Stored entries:
╔══

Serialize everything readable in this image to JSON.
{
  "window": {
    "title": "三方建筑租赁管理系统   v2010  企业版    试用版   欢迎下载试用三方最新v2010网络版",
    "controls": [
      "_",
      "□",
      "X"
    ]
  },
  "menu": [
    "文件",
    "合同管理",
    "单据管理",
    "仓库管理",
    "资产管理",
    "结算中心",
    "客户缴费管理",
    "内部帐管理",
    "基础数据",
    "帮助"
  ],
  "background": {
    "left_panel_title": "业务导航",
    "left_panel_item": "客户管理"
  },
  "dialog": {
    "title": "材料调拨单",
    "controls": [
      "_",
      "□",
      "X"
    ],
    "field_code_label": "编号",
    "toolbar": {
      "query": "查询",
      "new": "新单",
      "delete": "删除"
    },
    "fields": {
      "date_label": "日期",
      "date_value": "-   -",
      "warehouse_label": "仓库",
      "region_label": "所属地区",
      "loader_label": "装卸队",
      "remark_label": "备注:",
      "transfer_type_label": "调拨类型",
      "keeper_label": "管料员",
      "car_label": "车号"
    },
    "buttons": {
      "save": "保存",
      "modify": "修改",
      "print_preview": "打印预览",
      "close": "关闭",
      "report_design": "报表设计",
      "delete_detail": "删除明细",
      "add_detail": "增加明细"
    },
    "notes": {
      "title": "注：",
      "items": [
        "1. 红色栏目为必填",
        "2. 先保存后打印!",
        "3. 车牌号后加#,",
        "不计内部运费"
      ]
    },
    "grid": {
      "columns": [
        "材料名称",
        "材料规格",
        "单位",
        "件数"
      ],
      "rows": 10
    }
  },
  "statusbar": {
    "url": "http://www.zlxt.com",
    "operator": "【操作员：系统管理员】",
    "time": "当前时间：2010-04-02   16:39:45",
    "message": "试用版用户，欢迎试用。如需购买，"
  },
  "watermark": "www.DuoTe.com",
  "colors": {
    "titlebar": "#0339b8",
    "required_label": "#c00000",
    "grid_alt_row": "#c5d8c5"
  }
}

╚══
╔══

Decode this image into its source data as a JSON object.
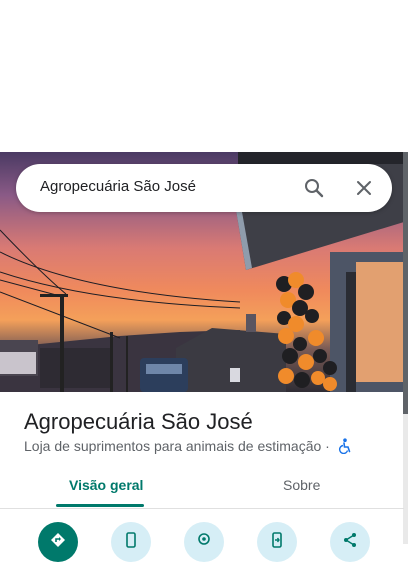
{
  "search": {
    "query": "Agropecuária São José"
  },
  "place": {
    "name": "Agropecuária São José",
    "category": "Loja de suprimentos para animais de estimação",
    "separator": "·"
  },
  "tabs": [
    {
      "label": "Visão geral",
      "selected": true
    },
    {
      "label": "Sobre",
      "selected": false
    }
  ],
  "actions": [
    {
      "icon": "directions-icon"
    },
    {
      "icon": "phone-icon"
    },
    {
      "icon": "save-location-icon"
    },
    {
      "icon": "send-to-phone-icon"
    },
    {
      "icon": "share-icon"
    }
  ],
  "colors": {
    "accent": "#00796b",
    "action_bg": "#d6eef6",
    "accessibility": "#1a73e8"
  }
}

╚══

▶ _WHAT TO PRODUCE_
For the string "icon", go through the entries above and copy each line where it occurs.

▶ _WRITTEN ANSWER_
      "icon": "directions-icon"
      "icon": "phone-icon"
      "icon": "save-location-icon"
      "icon": "send-to-phone-icon"
      "icon": "share-icon"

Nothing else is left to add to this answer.